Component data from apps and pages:
★ ★ ★ ★ ★ ★ ★

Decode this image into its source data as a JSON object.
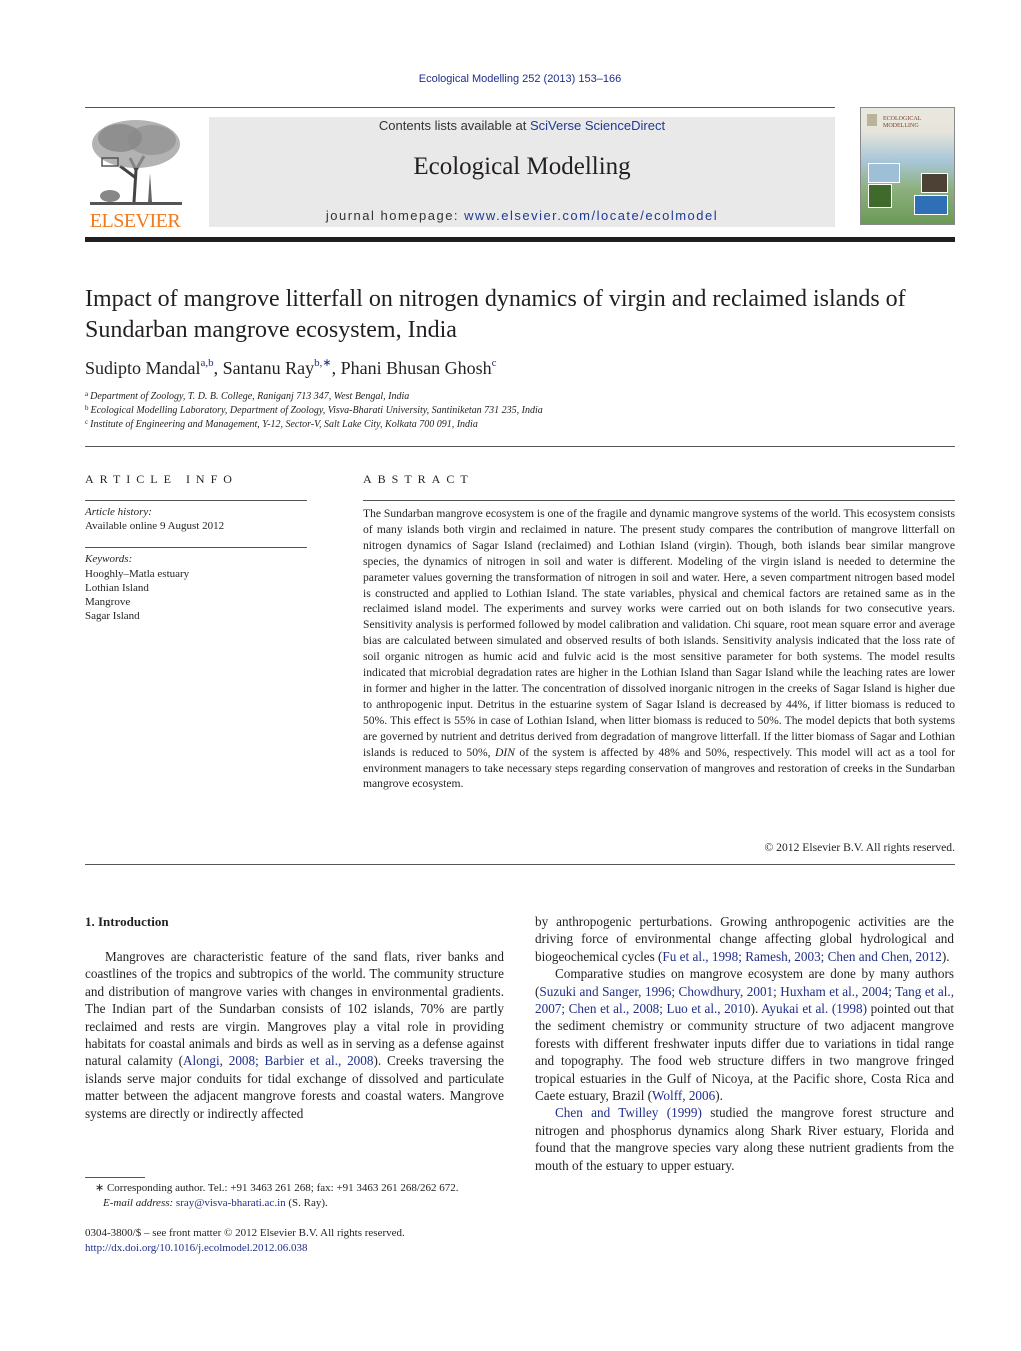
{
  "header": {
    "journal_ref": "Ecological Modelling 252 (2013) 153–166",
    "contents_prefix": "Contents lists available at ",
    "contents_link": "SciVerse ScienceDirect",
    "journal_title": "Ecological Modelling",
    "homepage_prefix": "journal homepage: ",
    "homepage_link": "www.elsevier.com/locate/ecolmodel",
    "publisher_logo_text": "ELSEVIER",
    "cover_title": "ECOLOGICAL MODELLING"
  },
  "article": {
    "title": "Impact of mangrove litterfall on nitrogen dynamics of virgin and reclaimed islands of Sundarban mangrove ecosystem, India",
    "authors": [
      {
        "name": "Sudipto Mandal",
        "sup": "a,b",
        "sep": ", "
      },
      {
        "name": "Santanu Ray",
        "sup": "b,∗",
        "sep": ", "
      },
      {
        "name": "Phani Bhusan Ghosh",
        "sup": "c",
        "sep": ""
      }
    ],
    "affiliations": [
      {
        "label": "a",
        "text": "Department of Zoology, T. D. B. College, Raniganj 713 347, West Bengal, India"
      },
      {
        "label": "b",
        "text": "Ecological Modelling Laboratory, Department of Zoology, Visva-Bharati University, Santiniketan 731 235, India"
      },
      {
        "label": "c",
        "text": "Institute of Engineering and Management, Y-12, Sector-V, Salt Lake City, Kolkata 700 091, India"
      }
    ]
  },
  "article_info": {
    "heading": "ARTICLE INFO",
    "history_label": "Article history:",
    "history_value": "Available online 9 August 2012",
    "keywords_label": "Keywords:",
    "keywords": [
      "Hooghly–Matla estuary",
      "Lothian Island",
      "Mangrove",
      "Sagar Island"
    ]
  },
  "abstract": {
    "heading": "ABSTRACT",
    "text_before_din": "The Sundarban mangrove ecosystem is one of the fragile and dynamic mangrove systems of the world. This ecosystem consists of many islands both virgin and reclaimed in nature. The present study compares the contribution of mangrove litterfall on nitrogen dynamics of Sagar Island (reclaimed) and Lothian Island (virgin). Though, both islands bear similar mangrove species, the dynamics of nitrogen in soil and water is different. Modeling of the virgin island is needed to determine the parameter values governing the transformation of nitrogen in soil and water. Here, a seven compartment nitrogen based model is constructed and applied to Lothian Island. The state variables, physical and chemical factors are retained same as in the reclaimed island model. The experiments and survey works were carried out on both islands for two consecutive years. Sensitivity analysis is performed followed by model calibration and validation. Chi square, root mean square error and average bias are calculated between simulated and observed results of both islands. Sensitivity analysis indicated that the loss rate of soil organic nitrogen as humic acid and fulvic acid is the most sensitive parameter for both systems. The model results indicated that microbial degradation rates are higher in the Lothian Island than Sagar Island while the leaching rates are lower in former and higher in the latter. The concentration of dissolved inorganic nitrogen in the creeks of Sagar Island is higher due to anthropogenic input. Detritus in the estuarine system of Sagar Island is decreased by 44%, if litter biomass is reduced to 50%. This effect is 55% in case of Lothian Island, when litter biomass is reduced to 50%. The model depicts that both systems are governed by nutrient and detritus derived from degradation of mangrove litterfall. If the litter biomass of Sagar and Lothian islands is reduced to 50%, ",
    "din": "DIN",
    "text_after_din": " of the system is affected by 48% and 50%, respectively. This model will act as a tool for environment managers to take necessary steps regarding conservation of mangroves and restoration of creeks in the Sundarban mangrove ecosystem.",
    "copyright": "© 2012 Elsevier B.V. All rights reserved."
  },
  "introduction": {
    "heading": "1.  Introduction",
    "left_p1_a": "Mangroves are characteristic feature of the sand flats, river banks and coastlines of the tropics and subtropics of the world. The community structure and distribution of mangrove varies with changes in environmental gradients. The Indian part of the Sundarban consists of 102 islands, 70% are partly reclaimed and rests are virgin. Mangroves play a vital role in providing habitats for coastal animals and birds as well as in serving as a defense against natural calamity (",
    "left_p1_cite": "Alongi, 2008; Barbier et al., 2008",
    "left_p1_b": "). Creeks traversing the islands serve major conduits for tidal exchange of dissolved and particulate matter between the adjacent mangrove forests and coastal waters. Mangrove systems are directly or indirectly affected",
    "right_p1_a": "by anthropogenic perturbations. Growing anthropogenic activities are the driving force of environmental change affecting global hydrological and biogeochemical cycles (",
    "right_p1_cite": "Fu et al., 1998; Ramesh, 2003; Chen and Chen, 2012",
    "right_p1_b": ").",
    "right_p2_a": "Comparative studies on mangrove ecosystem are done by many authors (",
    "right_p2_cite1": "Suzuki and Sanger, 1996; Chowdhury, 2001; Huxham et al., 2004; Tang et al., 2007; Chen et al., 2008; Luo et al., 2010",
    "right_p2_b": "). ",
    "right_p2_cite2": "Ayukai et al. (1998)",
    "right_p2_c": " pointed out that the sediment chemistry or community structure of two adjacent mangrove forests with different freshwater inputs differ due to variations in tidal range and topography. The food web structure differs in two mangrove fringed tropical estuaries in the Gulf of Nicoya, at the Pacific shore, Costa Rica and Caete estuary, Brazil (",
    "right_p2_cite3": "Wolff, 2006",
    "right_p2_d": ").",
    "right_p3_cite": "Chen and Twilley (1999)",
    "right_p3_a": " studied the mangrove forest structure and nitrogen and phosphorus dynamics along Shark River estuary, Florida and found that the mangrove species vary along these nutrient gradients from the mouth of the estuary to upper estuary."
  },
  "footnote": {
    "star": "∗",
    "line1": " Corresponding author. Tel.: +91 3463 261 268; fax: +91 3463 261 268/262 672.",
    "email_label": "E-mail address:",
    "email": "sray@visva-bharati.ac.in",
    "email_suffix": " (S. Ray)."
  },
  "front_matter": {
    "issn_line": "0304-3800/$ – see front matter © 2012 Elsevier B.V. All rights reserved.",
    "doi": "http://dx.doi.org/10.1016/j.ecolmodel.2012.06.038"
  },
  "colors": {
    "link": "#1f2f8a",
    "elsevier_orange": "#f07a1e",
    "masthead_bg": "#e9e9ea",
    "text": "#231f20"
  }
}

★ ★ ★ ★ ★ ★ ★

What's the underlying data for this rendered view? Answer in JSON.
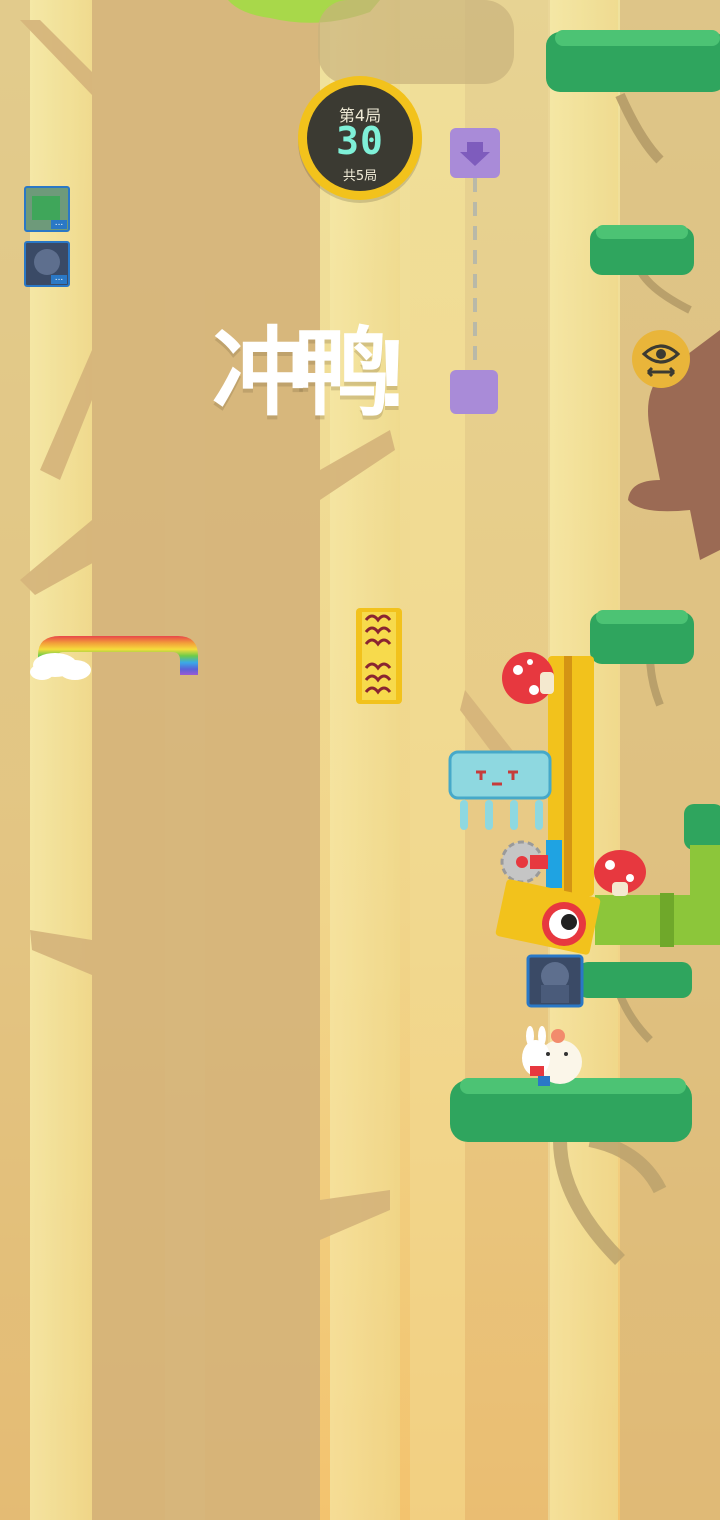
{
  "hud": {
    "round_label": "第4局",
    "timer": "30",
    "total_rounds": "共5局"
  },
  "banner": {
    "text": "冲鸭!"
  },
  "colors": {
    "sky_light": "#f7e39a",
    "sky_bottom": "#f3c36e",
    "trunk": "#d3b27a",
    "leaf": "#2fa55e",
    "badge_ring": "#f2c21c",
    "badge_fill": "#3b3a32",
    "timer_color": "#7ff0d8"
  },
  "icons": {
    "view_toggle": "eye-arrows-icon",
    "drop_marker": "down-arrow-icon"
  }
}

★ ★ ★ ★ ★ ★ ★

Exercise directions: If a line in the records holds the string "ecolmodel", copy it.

Problem solution:
    "homepage_link": "www.elsevier.com/locate/ecolmodel",
    "doi": "http://dx.doi.org/10.1016/j.ecolmodel.2012.06.038"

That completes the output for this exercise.